On the one hand, Clinton the pragmatist committed himself to do more with China "to shore up stability in Asia, on the Korean Peninsula, and the Indian subcontinent." On the other, Clinton the man of principle reaffirmed his belief in democracy and freedom and urged China to embrace these fundamental values. In a press conference conducted in the grand surroundings of the Great Hall of the People on June 27, Clinton delivered a paean to the remarkable events that Tiananmen Square had witnessed since "China's quest for constitutional government was born" there one hundred years before, a series of events culminating in 1989 when "Chinese citizens of all ages raised their voices for democracy." Clinton continued:
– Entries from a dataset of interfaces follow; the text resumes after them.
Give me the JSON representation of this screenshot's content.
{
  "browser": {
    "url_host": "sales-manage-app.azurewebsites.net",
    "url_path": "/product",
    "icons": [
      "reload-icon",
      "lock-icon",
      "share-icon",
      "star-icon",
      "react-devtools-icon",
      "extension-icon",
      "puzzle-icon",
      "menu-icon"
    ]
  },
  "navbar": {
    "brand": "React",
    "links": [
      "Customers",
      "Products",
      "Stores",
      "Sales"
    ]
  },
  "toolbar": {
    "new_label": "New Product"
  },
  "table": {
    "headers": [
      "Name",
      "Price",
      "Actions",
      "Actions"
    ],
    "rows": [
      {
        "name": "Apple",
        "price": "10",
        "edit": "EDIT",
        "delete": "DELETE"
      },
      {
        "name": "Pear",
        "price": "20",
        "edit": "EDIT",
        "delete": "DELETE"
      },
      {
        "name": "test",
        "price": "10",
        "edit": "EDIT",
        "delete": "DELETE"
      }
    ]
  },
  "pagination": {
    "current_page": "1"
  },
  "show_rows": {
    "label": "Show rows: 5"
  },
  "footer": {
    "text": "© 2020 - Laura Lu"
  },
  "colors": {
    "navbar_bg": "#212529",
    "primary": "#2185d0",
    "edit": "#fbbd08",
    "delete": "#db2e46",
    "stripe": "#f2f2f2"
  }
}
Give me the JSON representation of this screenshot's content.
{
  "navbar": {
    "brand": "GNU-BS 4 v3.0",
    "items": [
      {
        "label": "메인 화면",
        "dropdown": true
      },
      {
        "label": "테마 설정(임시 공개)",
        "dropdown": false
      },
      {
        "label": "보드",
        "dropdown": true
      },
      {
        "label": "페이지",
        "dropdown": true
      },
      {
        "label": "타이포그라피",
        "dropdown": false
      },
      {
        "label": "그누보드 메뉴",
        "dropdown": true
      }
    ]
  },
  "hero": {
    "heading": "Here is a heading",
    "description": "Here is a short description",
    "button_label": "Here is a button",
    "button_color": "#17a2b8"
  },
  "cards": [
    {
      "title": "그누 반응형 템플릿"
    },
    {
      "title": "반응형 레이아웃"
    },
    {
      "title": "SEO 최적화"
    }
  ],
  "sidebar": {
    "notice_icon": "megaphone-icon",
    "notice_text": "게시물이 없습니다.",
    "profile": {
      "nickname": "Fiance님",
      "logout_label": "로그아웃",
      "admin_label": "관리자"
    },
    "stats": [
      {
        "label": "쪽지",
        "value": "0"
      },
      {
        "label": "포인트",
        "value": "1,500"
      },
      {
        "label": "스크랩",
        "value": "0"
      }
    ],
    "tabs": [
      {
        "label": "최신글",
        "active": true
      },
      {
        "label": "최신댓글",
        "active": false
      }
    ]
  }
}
For all our agreements, we still disagree about the meaning of what happened then. I believe, and the American people believe, that the use of force and the tragic loss of life was wrong. I believe, and the American people believe, that [End Page 7] freedom of speech, association, and religion are, as recognized by [the] U.N. Charter, the right of people everywhere and should be protected by their governments. It was to advance these rights that our Founding Fathers in our Declaration of Independence pledged our lives, our fortunes, our sacred honor. Fifty years ago, the U.N. recognized these rights as the basic freedoms of people everywhere.2

President Clinton's words were directed to a multileveled audience: to President Jiang Zemin and other high-ranking Chinese Communist Party leaders, who were his official hosts; to millions of ordinary Chinese, who watched an unprecedented public exchange of views, carried live by CCTV's Channel One, in which the Tiananmen protesters were lionized and the Dalai Lama defended; to Chinese mainland dissidents, like Lin Xinshu and Zhu Yufu, who largely applauded Clinton's speech; to exiled dissidents, many of whom, like Bao Ge and Ye Ning, dismissed the trip as disappointing and shallow; to the American audience, divided between those who support engagement and those who wish to make China an international pariah; and, of course, to many constituencies beyond America's shores. That Clinton could be frank on human rights, without offending his hosts, was a remarkable coup de théâtre. But since words in these settings are carefully chosen, the social scientist is bound to examine not only what the president actually said, but also what he avoided saying. If America is a liberal democracy, whose founders were guided by the light of liberty, what kind of state is modern China, whose "remarkable transformation" Mr. Clinton hailed in the Great Hall of the People? Clinton himself did not try to define it; nor did he do so in...